  1. Book ahead if possible. Everything I read before leaving for my trip made me think that hopping on a sleeper train that night would be easy as long as it isn't high season and that's not quite the case. On more than one occasion Nick and I rocked up at the station the day before we'd planned to take the train to buy our tickets only to find we'd need to wait a couple more nights or take a day train. Booking ahead is especially important if you have a preference for the type of carriage (be that first or second) and if you want to be seated close to each other.
  2. Use Seat 61 to plan your journey. Seat 61 is an amazingly in depth website which will help you work out not only the train timetables and costs but also which type of train you're likely to be travelling on. Will you be sharing a four berth compartment with a door or will you be in a more open carriage?

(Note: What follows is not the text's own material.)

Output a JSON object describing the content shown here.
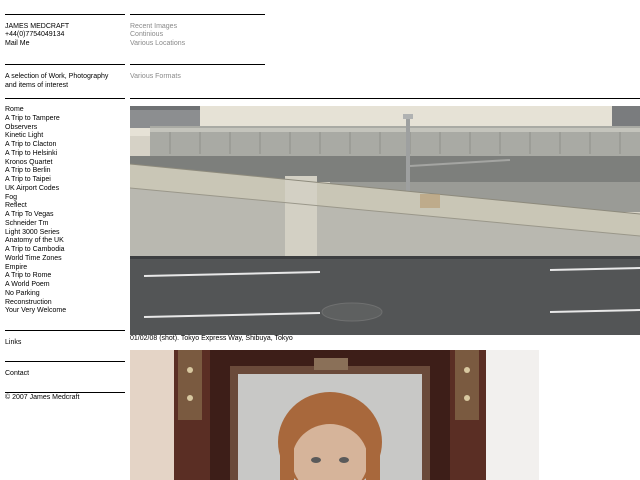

This site can tell ya and as someone who likes to have at least some idea what they're getting into it's a super helpful resource. The more open carriages have smaller upper bunks which seemed to me like they were rocking around more than the bunks in the four berth compartments. I'd recommend booking two lower bunks if the carriage is more open as otherwise you may be woken regularly as you get thrown around... those straps in the picture above probably aren't going to stop you landing on the ground if you do roll outa bed in the night! It will also help you work out which seat numbers are together, if the trains are four berth cabin style you and your travel companion probably don't want seats four and five!

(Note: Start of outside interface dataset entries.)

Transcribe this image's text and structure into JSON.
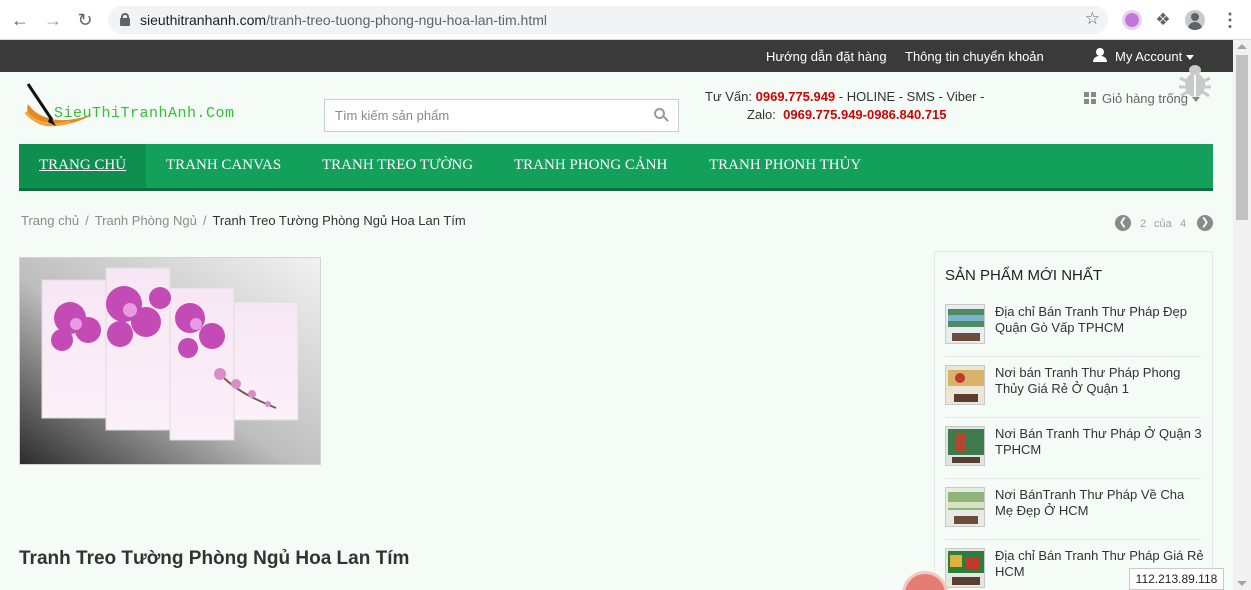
{
  "browser": {
    "url_domain": "sieuthitranhanh.com",
    "url_path": "/tranh-treo-tuong-phong-ngu-hoa-lan-tim.html"
  },
  "topbar": {
    "links": [
      "Hướng dẫn đặt hàng",
      "Thông tin chuyển khoản"
    ],
    "account": "My Account"
  },
  "header": {
    "logo_text": "SieuThiTranhAnh.Com",
    "search_placeholder": "Tìm kiếm sản phẩm",
    "consult_label": "Tư Vấn:",
    "consult_phone": "0969.775.949",
    "consult_channels": "- HOLINE - SMS - Viber -",
    "zalo_label": "Zalo:",
    "zalo_phones": "0969.775.949-0986.840.715",
    "cart": "Giỏ hàng trống"
  },
  "nav": {
    "items": [
      "TRANG CHỦ",
      "TRANH CANVAS",
      "TRANH TREO TƯỜNG",
      "TRANH PHONG CẢNH",
      "TRANH PHONH THỦY"
    ]
  },
  "breadcrumb": {
    "home": "Trang chủ",
    "category": "Tranh Phòng Ngủ",
    "current": "Tranh Treo Tường Phòng Ngủ Hoa Lan Tím",
    "sep": "/"
  },
  "pager": {
    "current": "2",
    "of": "của",
    "total": "4"
  },
  "product": {
    "title": "Tranh Treo Tường Phòng Ngủ Hoa Lan Tím"
  },
  "sidebar": {
    "title": "SẢN PHẨM MỚI NHẤT",
    "items": [
      "Địa chỉ Bán Tranh Thư Pháp Đẹp Quận Gò Vấp TPHCM",
      "Nơi bán Tranh Thư Pháp Phong Thủy Giá Rẻ Ở Quận 1",
      "Nơi Bán Tranh Thư Pháp Ở Quận 3 TPHCM",
      "Nơi BánTranh Thư Pháp Về Cha Mẹ Đẹp Ở HCM",
      "Địa chỉ Bán Tranh Thư Pháp Giá Rẻ HCM"
    ]
  },
  "ip_address": "112.213.89.118",
  "colors": {
    "nav_green": "#12a05a",
    "topbar": "#3a3a3a",
    "hotline_red": "#d60000"
  }
}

  3. Dress warm...or for the beach. Thai sleeper trains are air conditioned to the max whilst Vietnamese sleeper train air con is completely ineffective. If you're getting an overnight train in Thailand I am not kidding when I tell you to dress warm. I bundled myself up in my long trousers, a t shirt, a hoodie, a scarf, socks and a sleeping bag liner and I was still cold. In Vietnam I was boiling in my long trousers and a t and wished that there had been a curtain so that I could've slipped into some shorts!

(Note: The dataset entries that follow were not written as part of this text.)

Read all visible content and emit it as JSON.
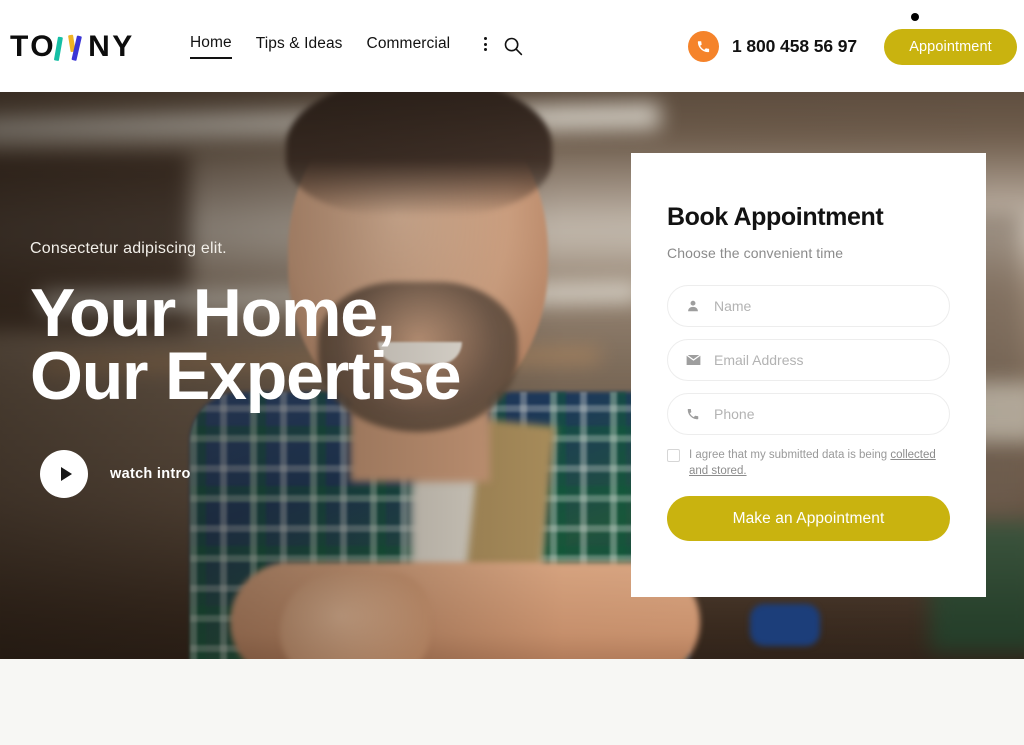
{
  "header": {
    "logo": {
      "before": "TO",
      "w_icon": "logo-w-mark",
      "after": "NY",
      "full_text": "TOWNY"
    },
    "nav": [
      {
        "label": "Home",
        "active": true
      },
      {
        "label": "Tips & Ideas",
        "active": false
      },
      {
        "label": "Commercial",
        "active": false
      }
    ],
    "more_icon": "vertical-dots-icon",
    "search_icon": "search-icon",
    "phone_icon": "phone-icon",
    "phone_number": "1 800 458 56 97",
    "cta_label": "Appointment"
  },
  "hero": {
    "subtitle": "Consectetur adipiscing elit.",
    "title_line1": "Your Home,",
    "title_line2": "Our Expertise",
    "play_icon": "play-icon",
    "watch_label": "watch intro"
  },
  "form": {
    "title": "Book Appointment",
    "subtitle": "Choose the convenient time",
    "fields": [
      {
        "name": "name",
        "icon": "user-icon",
        "placeholder": "Name",
        "value": ""
      },
      {
        "name": "email",
        "icon": "envelope-icon",
        "placeholder": "Email Address",
        "value": ""
      },
      {
        "name": "phone",
        "icon": "phone-icon",
        "placeholder": "Phone",
        "value": ""
      }
    ],
    "consent_text": "I agree that my submitted data is being ",
    "consent_link": "collected and stored.",
    "submit_label": "Make an Appointment"
  },
  "colors": {
    "brand_yellow": "#C9B30F",
    "phone_orange": "#F5832A",
    "logo_teal": "#15BFA5",
    "logo_gold": "#F0B323",
    "logo_blue": "#3B35D6",
    "text_dark": "#121212",
    "page_bg": "#F7F7F4"
  }
}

  4. Pack an eye mask and earplugs. You will end up in a carriage with a snorer or a crying baby (or both!) and nope, you can't turn out the lights.
  5. Take snacks. As a vegan I always have snacks on hand and this is especially important when you're on a train where the meals offered are far from suitable. If you're starting your journey in a city like Bangkok, Chiang Mai or Ho Chi Minh City it's ridiculously easy to grab some take out snacks for your journey. Elsewhere that tupperware you packed (you did pack a tupperware right?!) will be your best friend, just grab an extra meal, some rice and curry perhaps, from wherever your having lunch. Don't get Pho or Hot Pot, you don't wanna be eating an overflowing tupperware of soup on a moving train, trust me.